Yet, how is good and bad to be defined? Can cyberwar be devolved so simply into a binary set of values or does it exist somewhere in the morally grey area of necessity?
This question is the subject of Professor McQuade’s ongoing research on his new concept of the cyber conflict continuum theory. The work focuses on the social, economic and political aspects of cyber conflict and how humans play a part.
“In this continuum, there is a sort of technology fulcrum where the decision point balances whether technology will be developed for evil, or not. Within this fulcrum, there is a seamless connectivity which can be tilted and canted at various pitches. It can be relatively good or evil, depending on one’s allegiance,” said McQuade.
A prevalent example of this ambiguity is the hacker group Anonymous. Operating in a vigilante capacity, these hacktivists note injustice within society and seek to remedy it. Whatever the cause, these digital Robin Hoods believe their fight for freedom to be moral. Conversely, the authorities believe them to be nothing more than cyber terrorists, and themselves the righteous defenders. Which is correct?
McQuade uses the Islamic State as a more extreme example. Is ISIS a terrorist organization illegally harnessing cybertools to advance its agenda, or a new country which abhors democracy and capitalism using cyberwarfare to protect its values and its right to exist? The capabilities of cyberspace have opened new avenues of international conflict which are difficult to define, but in many cases it is being used as the most modern tool available to advance familiar goals.
“All nations spy,” said McQuade. “This is used to protect themselves in the interest of national security.”
He reminds that in the context of Russia’s meddling with the U.S. election, every nation will seek to influence others in respect to its own interests. The U.S. itself has in the past 65+ years used the CIA to orchestrate seven military overthrows. With this in mind, where in McQuade's continuum of ethics does hacking and cyberwarfare come into play — and what are our roles to play?
How does RIT play a role?
RIT is a leading player in developing students who can face the evolution of cyberwarfare. There is unique opportunity for students to join a massive job market, and to utilize the bias this college provides to gain an understanding of the world.
The criminal justice program has elected to include a cybercrime division, drawing resources from across RIT including CAST and Golisano's cybersecurity department. With the announcement that $50 million had been donated from a former RIT student and $20 million of that going specifically towards cybersecurity at Golisano, the field is only likely to expand both on campus and off.
There are many opportunities to get involved in cybersecurity for interested non-majors as well.
An online course coming during the Summer semester of 2018 is “Cyberwar, Robots, and the Future of Conflict,” a public policy elective hosted by the Center for Cybersecurity. The course will focus on how various changes and technological advances are being applied to organized violence.
The club SPARSA (Student Practices and Research Association) is a known recruiting pool for intelligence agencies for what McQuade likes to call “Cyber Warriors.” Founded by McQuade and some of his students, SPARSA is well known outside RIT for having undertaken the largest computer crime offender and victimization study in the world. The 2006-2007 survey took students far beyond the boundaries of RIT to include 40,000 K-12 students.

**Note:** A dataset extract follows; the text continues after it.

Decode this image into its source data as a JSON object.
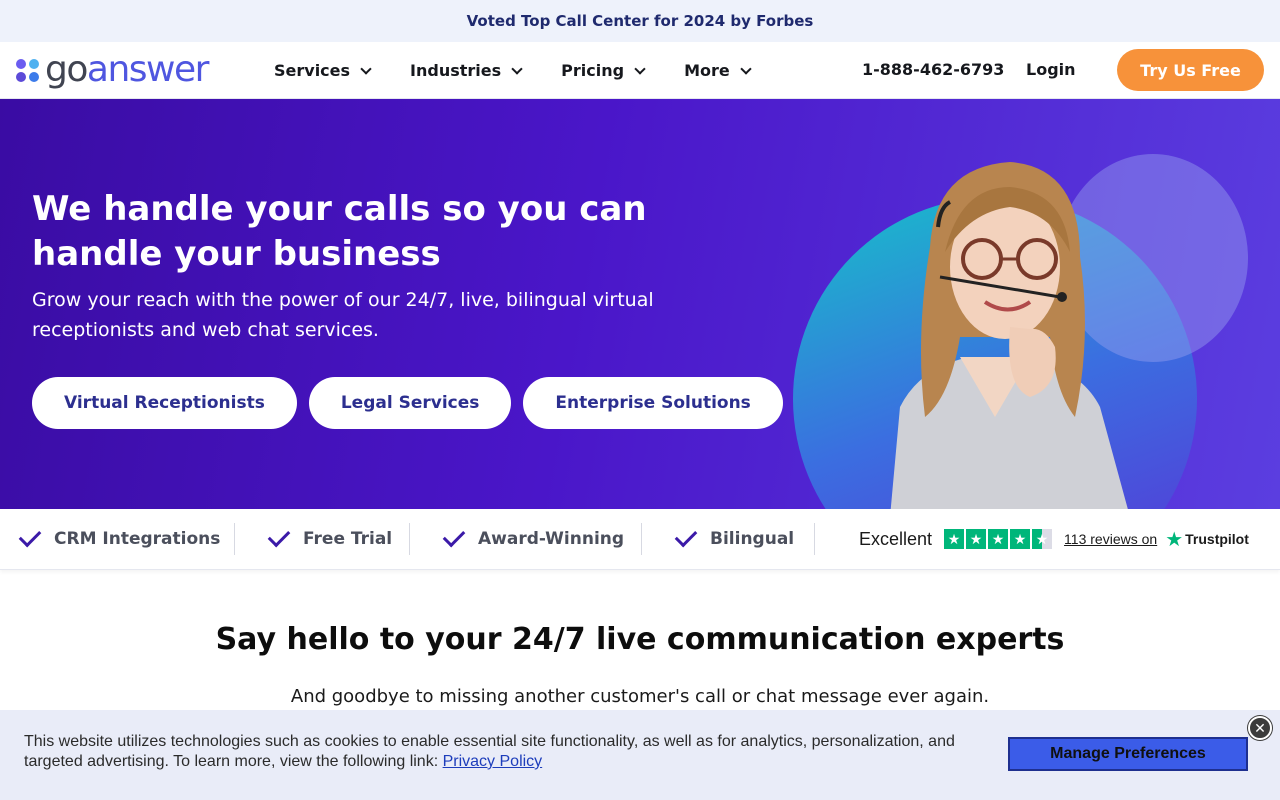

“RIT provides more than training in the technology field, it provides training to become a good citizen,” said McQuade.
Wherever your views on cyberwar reside, it is important to recognize RIT for the resource it is in teaching cyber safety and providing related tools for all students. If you have an interest in cybersecurity, or cyberwarfare in general, just look around! Be it SPARSA or an elective, there is something here for you.